Community buy-in and streamlined bureaucracy allow onshore and offshore wind farms to account for more than a fifth of electricity generated in Denmark.
by Bertrand d'Armagnac
An offshore wind farm stands in the water near the Danish island of Samso. Photograph: Bob Strong/Reuters (via The Guardian)
Thirty kilometers off the west coast of Denmark, near the port of Esbjerg, the 91 turbines of the Horns Rev 2 wind farm turn night and day, by fair wind or foul. A total production capacity of 209 MW has been deployed since September 2009 over an area of almost 35 sq km.
Nearer to the coast the Horns Rev 1 farm, established in 2002, consists of 80 turbines rated at 160 MW. Together the two groups of machines make up the world's largest offshore wind farm. They are also the most recent example of Denmark's policy of promoting renewable energies.
In France the tumultuous adoption of the Grenelle-2 bill has ushered in a period of uncertainty for wind power, but the Danes are showing off the positive results of concerted development over the last 30 years, rooted in a mixture of political determination, streamlined administrative procedures and co-operation with local communities.
Wind farms, on land or sea, account for more than one-fifth of the electricity generated in Denmark, compared with 1.5% in France. To achieve this the Danes have used several forms of leverage. First, people tend to see wind as "everyone's business" to a greater extent than in other countries. "The drive to build wind farms started as a grassroots movement," says Ann Pedersen Bouisset, at the foreign ministry. "The first small masts were set up by co-operatives formed by communities or local councils."
This participatory approach is apparent too in the agreement on energy policy between the government and most political parties, setting forth national strategy until 2011. The deal allows the general public to purchase shares in wind farms being built near to their homes. It also provides subsidies to help the local owners of turbines fund preliminary appraisals of future projects.
By guaranteeing the community a say in the planning process, this method has contributed to wind farms' social acceptability. Nine out of 10 Danes cite wind power as the main priority for developing renewable energies, according to a recent survey.
The fishing community was also involved well before work started. The Esbjerg fleet is not against the project, convinced that it was better to have some say in the final outcome rather than attempting to stop it, probably in vain. The fishermen succeeding in getting the farm moved away from fishing zones and negotiated $1.3m in compensation.
Another factor in the success of Danish projects is that project management has been streamlined. The Danish Energy Authority set up a single body, representing the various ministries involved and Energinet, the national grid operator. This body takes charge of selecting locations, coordinating the research and issuing calls for tenders. Energinet is under obligation to connect any project authorized by this process and must pay a penalty for any delay once electricity production has started.

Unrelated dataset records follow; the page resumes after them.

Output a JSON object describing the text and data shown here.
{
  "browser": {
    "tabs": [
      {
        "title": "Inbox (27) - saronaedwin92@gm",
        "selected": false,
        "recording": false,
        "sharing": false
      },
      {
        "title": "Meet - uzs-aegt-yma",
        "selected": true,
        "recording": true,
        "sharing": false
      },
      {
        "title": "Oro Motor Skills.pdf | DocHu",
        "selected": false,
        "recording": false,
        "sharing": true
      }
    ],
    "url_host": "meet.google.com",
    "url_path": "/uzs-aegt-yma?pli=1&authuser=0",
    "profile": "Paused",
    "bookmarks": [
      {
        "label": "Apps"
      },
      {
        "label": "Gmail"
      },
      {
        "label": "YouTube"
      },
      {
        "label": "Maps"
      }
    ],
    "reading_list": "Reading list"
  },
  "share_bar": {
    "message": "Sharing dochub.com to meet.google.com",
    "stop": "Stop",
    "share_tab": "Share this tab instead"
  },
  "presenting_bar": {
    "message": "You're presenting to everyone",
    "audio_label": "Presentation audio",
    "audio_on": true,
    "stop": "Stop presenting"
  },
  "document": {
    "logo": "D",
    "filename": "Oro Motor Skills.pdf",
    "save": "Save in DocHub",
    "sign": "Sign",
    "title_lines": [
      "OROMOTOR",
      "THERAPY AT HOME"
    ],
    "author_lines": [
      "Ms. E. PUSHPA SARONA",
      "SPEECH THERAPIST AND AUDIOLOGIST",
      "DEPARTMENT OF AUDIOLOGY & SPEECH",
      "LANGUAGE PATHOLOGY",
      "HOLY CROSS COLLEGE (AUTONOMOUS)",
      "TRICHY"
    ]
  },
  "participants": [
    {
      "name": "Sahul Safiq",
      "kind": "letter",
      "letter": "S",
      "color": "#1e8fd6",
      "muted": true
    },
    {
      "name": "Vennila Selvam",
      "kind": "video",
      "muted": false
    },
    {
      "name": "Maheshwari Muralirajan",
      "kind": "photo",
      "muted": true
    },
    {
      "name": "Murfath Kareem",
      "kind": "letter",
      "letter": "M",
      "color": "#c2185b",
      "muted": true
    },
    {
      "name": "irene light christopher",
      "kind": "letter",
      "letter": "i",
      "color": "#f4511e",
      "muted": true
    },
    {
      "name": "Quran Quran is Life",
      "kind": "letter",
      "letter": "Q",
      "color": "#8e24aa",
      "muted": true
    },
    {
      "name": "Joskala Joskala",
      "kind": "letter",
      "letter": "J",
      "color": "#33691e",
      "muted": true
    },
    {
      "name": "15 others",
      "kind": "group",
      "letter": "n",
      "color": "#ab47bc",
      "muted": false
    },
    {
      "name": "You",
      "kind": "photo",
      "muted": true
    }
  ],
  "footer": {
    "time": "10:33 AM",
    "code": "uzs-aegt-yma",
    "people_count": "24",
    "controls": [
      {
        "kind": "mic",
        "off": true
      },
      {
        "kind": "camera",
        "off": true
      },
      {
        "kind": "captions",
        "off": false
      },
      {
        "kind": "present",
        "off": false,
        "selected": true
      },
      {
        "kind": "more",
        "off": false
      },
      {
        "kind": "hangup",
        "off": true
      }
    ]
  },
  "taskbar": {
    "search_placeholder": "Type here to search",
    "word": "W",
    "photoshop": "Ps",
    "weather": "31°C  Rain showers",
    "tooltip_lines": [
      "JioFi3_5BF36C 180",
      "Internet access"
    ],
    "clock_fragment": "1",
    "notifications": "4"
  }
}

Wind power has had a noticeable impact on Danish industry. In 2010 sales of wind technology are slated to represent more than a tenth of all exports. Boosted by the Horns Rev schemes, which have picked up where offshore oil drilling left off, the port at Esbjerg now ranks as "the country's top logistics platform for offshore facilities," says John Snedker, a local councilor.
The Danish firm Vestas, based in Esbjerg, sells turbines all over the world. Siemens Wind Power, a German firm, has a factory there and is exporting local equipment for installation off the British coast.
France is still preparing to take the plunge, whereas Denmark is already thinking about upgrading its aging farms and has launched a modernization program backed by government subsidies. Meanwhile, Danish firms are banking on increasingly large farms and powerful turbines.